I'll begin this letter by commending you on your bravery to share your story and reveal such a painful truth. It's not every day that a 19-year-old becomes a trending topic all because she decides to swap out her "black" name.
While I understand your rationalization to change your name from Keisha to Kylie, I must say I was quite saddened by your final decision. With a somewhat "black" name myself (pronounced Sha-von), I can wholeheartedly relate to the stereotypes and generalizations that come with carrying a name that typically isn't found on a pre-made keychain -- it definitely doesn't make for a climatic ending to the class field trip.
But as I learned who I was, and more importantly who I was not, I've learned that a name is just that, a name. By no means does it define me. I define it. Whatever preconceived notions someone has formulated based on my email signature line or resume header are immediately shut down upon contact.

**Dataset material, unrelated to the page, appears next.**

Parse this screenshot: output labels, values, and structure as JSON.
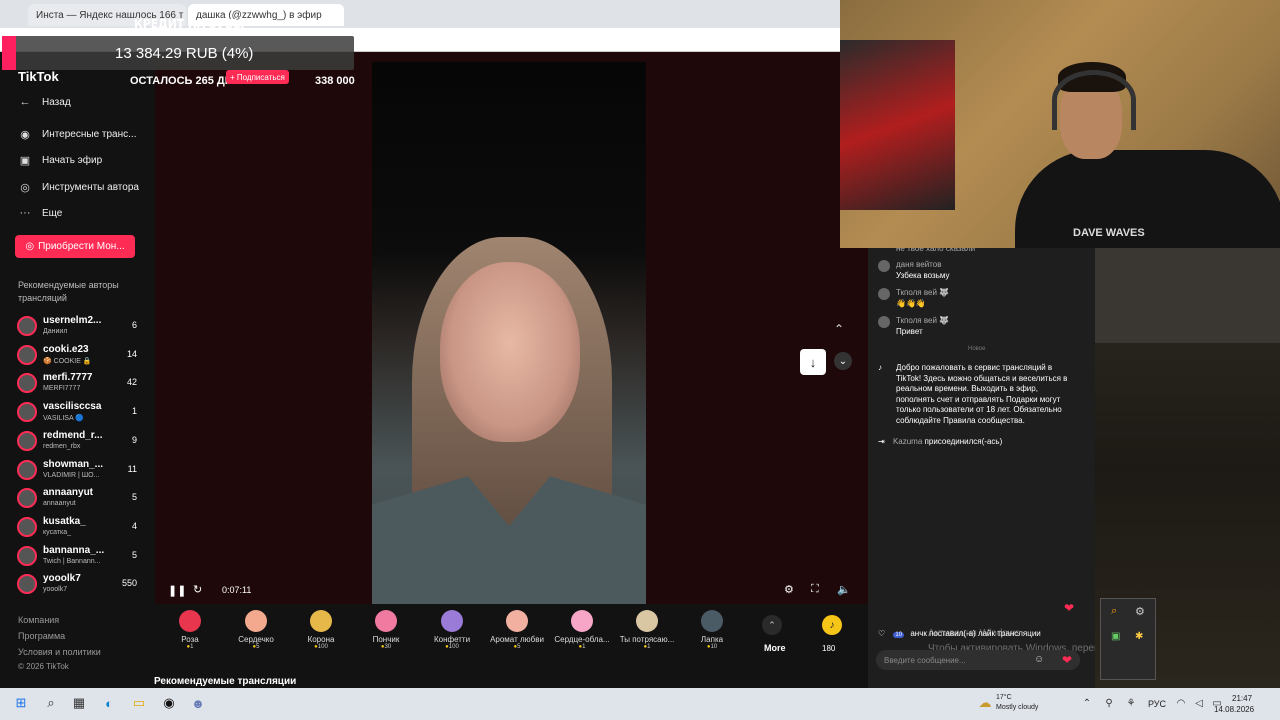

Besides, pronunciation assistance and spelling errors aside, "black" names aren't so bad. They're original, typically fun to say, and nine times out of ten, are accompanied by a great familial story. Some of our best, black talent have well, "black" names. Consider Barack, Carmelo, Beyonce, Oprah, or Bre'Andria, Cre'Andria and Dre'Andria Thompson, the African-American triplets who recently graduated top of their class from Norfolk State University -- all "black" names, but names also associated with greatness and remarkable achievement.
It pains me to see you distance yourself from the very culture that contributed to your existence. You say your former name did not feel "comfortable" and you were unable to "connect to it." My question to you is have you ever tried? More than words on a certificate, your birth name represents a rich, complex and colorful history rooted in so much more than corny rap lyrics and slight alterations beginning or ending in "La" or "Sha." It's also worth noting that on the scale of "black" names, "Keisha" tends to falls toward the conservative end of the spectrum.
As a biracial young woman living in Kansas City, Missouri I can guarantee you'll have plenty more battles to fight beyond your name. This will not be the first or the last time people will judge you based on things other than who you really are. If I changed every little thing about myself in an attempt to ease other people's minds I'd be a 110lb, weave wearing med student with blue contact lenses and a husband I hate cooking for.
Your peers are ignorant, highly insecure and most likely threatened by potential they see in you that you have yet to see in yourself. No, the side comments, stereotypes and typecasts are never fun, but after awhile they fade away. You might have had to step outside of your Kansas City comfort zone to experience this, but trust me, they eventually would have subsided. By no means does your name, outfit, weight or any other attribute for that matter besides you, define you. You tell people who you are, never is it the other way around. While "Kylie" may get you a preliminary interview, it's your character, intellect and human spirit that will get you the job and move you forward in life.
While I hope your new found name change will give you the peace you're searching for, I pray this is the first and last time you adjust yourself because of what others think. Life is full of jerks and unless you have a thorough understanding of who you are and a "brush the dirt off your shoulders" mentality, you'll continuously find yourself in similar situations. And when those situation occur, it's you, not "Kylie" that will determine the outcome.
Find you, be you and love you.